Information shown section start

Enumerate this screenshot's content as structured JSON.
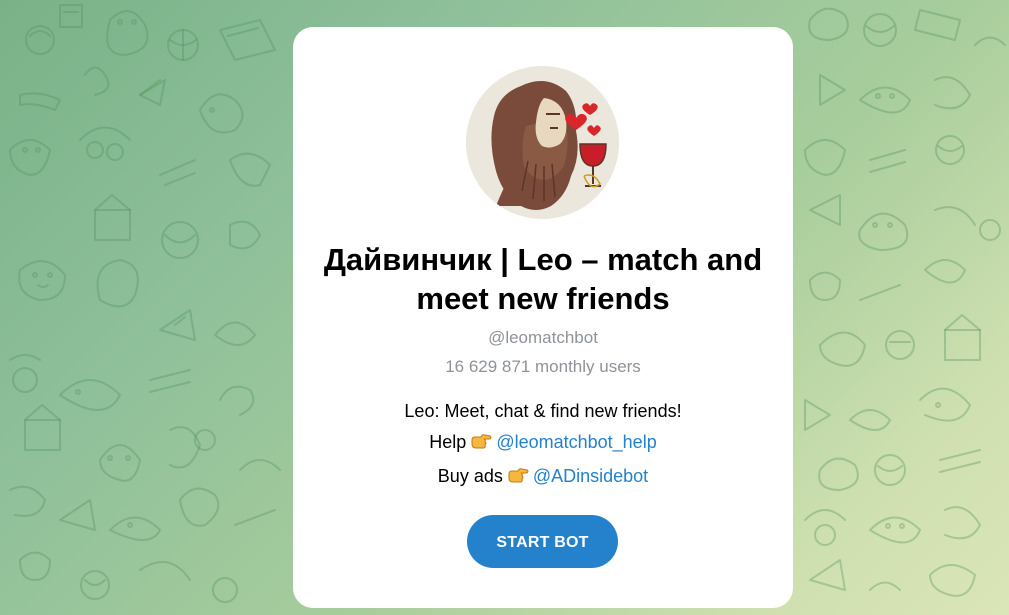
{
  "bot": {
    "title": "Дайвинчик | Leo – match and meet new friends",
    "username": "@leomatchbot",
    "monthly_users": "16 629 871 monthly users",
    "description": {
      "line1": "Leo: Meet, chat & find new friends!",
      "help_label": "Help",
      "help_link": "@leomatchbot_help",
      "ads_label": "Buy ads",
      "ads_link": "@ADinsidebot"
    },
    "start_label": "START BOT"
  },
  "icons": {
    "pointing_emoji": "backhand-index-pointing-right-icon",
    "avatar": "leonardo-portrait-with-hearts-and-wine"
  },
  "colors": {
    "accent": "#2481cc",
    "muted_text": "#8e9399",
    "card_bg": "#ffffff"
  }
}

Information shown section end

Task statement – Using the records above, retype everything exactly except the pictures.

Task output –
Enumerate this screenshot's content as structured JSON.
{
  "bot": {
    "title": "Дайвинчик | Leo – match and meet new friends",
    "username": "@leomatchbot",
    "monthly_users": "16 629 871 monthly users",
    "description": {
      "line1": "Leo: Meet, chat & find new friends!",
      "help_label": "Help",
      "help_link": "@leomatchbot_help",
      "ads_label": "Buy ads",
      "ads_link": "@ADinsidebot"
    },
    "start_label": "START BOT"
  },
  "icons": {
    "pointing_emoji": "backhand-index-pointing-right-icon",
    "avatar": "leonardo-portrait-with-hearts-and-wine"
  },
  "colors": {
    "accent": "#2481cc",
    "muted_text": "#8e9399",
    "card_bg": "#ffffff"
  }
}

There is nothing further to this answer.